I only know of five copies I’ve distributed in my current town, and thankfully there was no autograph. Everyone here is off the hook, but I was still stinging from the $2.00 price tag. Furthermore, I happen to think that my book is a keeper that no one would ever want to part with, but with the Hemingways, Fitzgeralds and Flauberts filling the shelves, I shouldn’t be surprised that someone would part with a literary masterpiece.
I put the book back on the shelf, and walked inside to say good morning to the owner who was sitting in her usual spot behind the high counter.
“I was amused to find a book on your sale cart outside,” I said.
“Oh? Which one is that?” she asked.
“My book; the one I wrote.”
“What’s the title?” She seemed genuinely interested.
“Moral Ambiguity. It was my first book.”
“Really? How interesting.”
I continued by saying that I was going to take a look around to see what was new, and then I rounded the corner to the literature section to start scanning the shelves in hopes that something I couldn’t live without would pop out. After a few minutes, nothing did, so I moved on to mystery, cooking, philosophy and “new arrivals.”

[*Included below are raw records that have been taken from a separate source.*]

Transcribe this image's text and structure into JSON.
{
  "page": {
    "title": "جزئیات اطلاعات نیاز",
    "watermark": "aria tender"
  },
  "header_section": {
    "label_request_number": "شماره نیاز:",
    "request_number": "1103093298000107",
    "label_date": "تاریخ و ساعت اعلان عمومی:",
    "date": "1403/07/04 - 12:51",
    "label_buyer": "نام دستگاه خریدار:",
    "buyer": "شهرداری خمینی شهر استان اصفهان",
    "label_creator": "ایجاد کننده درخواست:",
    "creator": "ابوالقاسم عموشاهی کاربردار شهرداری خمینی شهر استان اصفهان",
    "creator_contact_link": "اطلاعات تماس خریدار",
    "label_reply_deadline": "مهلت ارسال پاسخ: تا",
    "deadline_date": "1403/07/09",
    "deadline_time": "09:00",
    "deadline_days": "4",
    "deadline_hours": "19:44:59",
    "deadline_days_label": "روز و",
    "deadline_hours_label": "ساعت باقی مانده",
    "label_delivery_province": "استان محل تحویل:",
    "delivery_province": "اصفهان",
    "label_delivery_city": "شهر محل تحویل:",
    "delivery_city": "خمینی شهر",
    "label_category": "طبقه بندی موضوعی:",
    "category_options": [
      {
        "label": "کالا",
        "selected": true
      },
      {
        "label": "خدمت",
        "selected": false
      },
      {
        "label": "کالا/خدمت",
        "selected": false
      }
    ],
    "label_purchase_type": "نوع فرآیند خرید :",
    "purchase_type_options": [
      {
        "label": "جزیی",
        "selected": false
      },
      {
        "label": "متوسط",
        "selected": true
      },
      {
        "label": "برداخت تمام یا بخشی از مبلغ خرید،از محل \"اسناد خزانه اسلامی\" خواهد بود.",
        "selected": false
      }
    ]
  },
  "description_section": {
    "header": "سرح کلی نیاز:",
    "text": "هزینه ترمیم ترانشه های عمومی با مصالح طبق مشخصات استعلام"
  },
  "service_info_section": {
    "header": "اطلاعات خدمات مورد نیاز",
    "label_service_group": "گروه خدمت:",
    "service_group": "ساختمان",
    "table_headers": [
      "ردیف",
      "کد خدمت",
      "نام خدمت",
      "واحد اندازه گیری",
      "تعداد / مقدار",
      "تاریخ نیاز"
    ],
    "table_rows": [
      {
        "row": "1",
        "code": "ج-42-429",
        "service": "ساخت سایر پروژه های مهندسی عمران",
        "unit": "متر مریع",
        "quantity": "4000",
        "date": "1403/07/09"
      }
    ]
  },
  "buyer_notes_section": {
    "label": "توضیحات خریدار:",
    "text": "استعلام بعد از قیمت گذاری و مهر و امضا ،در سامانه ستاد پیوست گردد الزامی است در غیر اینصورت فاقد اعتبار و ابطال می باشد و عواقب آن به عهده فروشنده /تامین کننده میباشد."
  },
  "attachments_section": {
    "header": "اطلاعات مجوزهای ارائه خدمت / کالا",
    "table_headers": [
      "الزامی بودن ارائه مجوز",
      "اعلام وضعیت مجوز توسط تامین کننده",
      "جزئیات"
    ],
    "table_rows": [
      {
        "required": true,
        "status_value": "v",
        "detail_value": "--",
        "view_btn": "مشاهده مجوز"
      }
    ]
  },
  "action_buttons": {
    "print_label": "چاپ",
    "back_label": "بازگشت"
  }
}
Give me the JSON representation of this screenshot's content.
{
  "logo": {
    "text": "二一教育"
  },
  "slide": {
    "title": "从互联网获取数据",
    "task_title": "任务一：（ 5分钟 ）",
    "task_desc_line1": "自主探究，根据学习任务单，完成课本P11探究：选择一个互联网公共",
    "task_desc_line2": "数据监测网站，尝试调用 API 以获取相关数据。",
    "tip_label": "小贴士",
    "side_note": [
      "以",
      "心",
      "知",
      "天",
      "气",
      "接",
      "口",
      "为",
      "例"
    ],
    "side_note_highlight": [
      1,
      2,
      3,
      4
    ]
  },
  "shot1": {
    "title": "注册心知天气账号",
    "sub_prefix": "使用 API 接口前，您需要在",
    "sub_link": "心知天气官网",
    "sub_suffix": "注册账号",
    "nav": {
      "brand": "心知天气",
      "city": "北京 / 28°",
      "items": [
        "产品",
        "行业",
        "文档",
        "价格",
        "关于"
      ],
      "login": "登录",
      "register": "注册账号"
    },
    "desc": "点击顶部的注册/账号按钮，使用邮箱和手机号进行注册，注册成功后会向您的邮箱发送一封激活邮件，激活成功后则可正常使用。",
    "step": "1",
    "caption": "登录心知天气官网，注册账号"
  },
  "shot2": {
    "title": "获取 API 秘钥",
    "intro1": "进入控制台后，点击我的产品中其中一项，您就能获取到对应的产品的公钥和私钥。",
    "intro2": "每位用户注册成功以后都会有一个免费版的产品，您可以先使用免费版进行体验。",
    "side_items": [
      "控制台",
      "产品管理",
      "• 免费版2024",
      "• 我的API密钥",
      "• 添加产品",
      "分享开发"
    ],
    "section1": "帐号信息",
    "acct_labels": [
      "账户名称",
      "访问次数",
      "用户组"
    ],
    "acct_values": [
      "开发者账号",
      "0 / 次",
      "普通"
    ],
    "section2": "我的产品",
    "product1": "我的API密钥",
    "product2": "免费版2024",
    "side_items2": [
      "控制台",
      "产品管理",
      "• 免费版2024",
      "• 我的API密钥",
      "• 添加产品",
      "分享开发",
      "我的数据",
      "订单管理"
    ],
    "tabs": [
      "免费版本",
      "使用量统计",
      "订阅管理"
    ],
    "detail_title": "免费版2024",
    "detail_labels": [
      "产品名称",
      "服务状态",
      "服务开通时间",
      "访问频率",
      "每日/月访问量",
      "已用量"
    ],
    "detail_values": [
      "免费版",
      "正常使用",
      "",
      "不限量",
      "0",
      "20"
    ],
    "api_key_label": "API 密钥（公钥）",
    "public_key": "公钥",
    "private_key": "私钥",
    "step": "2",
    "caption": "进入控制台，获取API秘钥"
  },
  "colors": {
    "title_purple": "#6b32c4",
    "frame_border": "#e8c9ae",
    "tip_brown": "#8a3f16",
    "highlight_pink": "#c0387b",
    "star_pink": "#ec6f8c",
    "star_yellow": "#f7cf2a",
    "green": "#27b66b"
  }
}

I wondered when my book had been a new arrival. I hadn’t been in for about three months, but prior to that, I’d never spotted Moral Ambiguity on any shelf. I hadn’t been looking, but I wondered how long they’d kept it before deciding that it was taking up too much space and needed to be cleared out. Additionally, how odd that I happened to stroll by and see it before some thrifty reader snatched it up for that amazing price and sprinted home to dive into the story of Kevin Gregory and Jimmy Standridge.
There were a few books that interested me, but since I’d wandered there on foot, I didn’t think I needed them so badly that I would walk two miles to my home with over ten pounds of books. I headed toward the front of the store and paused for a moment to comment once more on my earlier discovery.
“I must say, you made my day providing a great laugh. I still can’t believe I saw my own book on your sale cart.”
“Mmmm,” she replied with a smile.
Mmmm. My mind jumped immediately to the film Breakfast at Tiffany’s (based on Truman Capote’s novel) when Paul Varjak, played by George Peppard, and Holly Golightly, played by Audrey Hepburn, walk into the New York Public Library to find a copy of his book. Holly convinces him to sign it, and the librarian is furious, even though Holly thinks the library should consider it a wonderful thing to have an autographed copy.
Was I really so taken with myself to think that the bookstore owner should have hurried outside the second I pointed out to her that Moral Ambiguity was on the markdown cart? Did she need to take advantage of the fact that an actual real-life author of one of the books she had in stock had happened by, and get his signature in order to pump up the value? She could explain later to her husband and co-owner that something so fortuitous doesn’t happen every day, and that bag of magic beans they’d tossed out the door was actually potential treasure for them.
She did not make such a request. She didn’t even bother to ask me about the plot. I rounded the corner and headed home. At some point, it occurred to me that one person’s trash is another person’s labor of love—a multi-year project that finally came to fruition with the hope of ending up on millions of bookshelves—and yet another person’s two-dollar sale. At least my book was twice as expensive as that nice history of the Borgias.
© 2015 by Patrick Brown
Visit my author page at http://www.amazon.com/Patrick-Brown/e/B005F0CYH2/ref=sr_ntt_srch_lnk_1?qid=1419885131&sr=8-1 to learn about my books “Moral Ambiguity” and “Tossed Off the Edge.”